* _YOUR GOAL_
Each line below should be repeated exactly as it stands.

= Beginning of Section =

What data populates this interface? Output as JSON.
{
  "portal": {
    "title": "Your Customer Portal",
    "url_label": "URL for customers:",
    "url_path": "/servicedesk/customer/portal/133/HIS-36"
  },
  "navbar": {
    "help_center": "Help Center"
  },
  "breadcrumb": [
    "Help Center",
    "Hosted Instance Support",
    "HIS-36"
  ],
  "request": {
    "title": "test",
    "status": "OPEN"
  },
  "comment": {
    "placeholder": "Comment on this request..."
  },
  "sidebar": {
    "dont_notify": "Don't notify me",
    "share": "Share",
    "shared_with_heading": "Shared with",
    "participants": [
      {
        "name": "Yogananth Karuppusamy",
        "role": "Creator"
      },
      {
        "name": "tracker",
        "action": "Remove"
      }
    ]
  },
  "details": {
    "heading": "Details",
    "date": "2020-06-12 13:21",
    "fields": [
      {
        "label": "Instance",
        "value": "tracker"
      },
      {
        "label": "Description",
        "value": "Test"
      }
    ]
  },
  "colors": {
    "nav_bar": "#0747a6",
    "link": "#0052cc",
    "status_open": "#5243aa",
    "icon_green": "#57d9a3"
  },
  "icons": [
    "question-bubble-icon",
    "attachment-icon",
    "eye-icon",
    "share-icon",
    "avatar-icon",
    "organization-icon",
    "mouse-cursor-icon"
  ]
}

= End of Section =

* _RESPONSE TO THE EXERCISE_
What data populates this interface? Output as JSON.
{
  "portal": {
    "title": "Your Customer Portal",
    "url_label": "URL for customers:",
    "url_path": "/servicedesk/customer/portal/133/HIS-36"
  },
  "navbar": {
    "help_center": "Help Center"
  },
  "breadcrumb": [
    "Help Center",
    "Hosted Instance Support",
    "HIS-36"
  ],
  "request": {
    "title": "test",
    "status": "OPEN"
  },
  "comment": {
    "placeholder": "Comment on this request..."
  },
  "sidebar": {
    "dont_notify": "Don't notify me",
    "share": "Share",
    "shared_with_heading": "Shared with",
    "participants": [
      {
        "name": "Yogananth Karuppusamy",
        "role": "Creator"
      },
      {
        "name": "tracker",
        "action": "Remove"
      }
    ]
  },
  "details": {
    "heading": "Details",
    "date": "2020-06-12 13:21",
    "fields": [
      {
        "label": "Instance",
        "value": "tracker"
      },
      {
        "label": "Description",
        "value": "Test"
      }
    ]
  },
  "colors": {
    "nav_bar": "#0747a6",
    "link": "#0052cc",
    "status_open": "#5243aa",
    "icon_green": "#57d9a3"
  },
  "icons": [
    "question-bubble-icon",
    "attachment-icon",
    "eye-icon",
    "share-icon",
    "avatar-icon",
    "organization-icon",
    "mouse-cursor-icon"
  ]
}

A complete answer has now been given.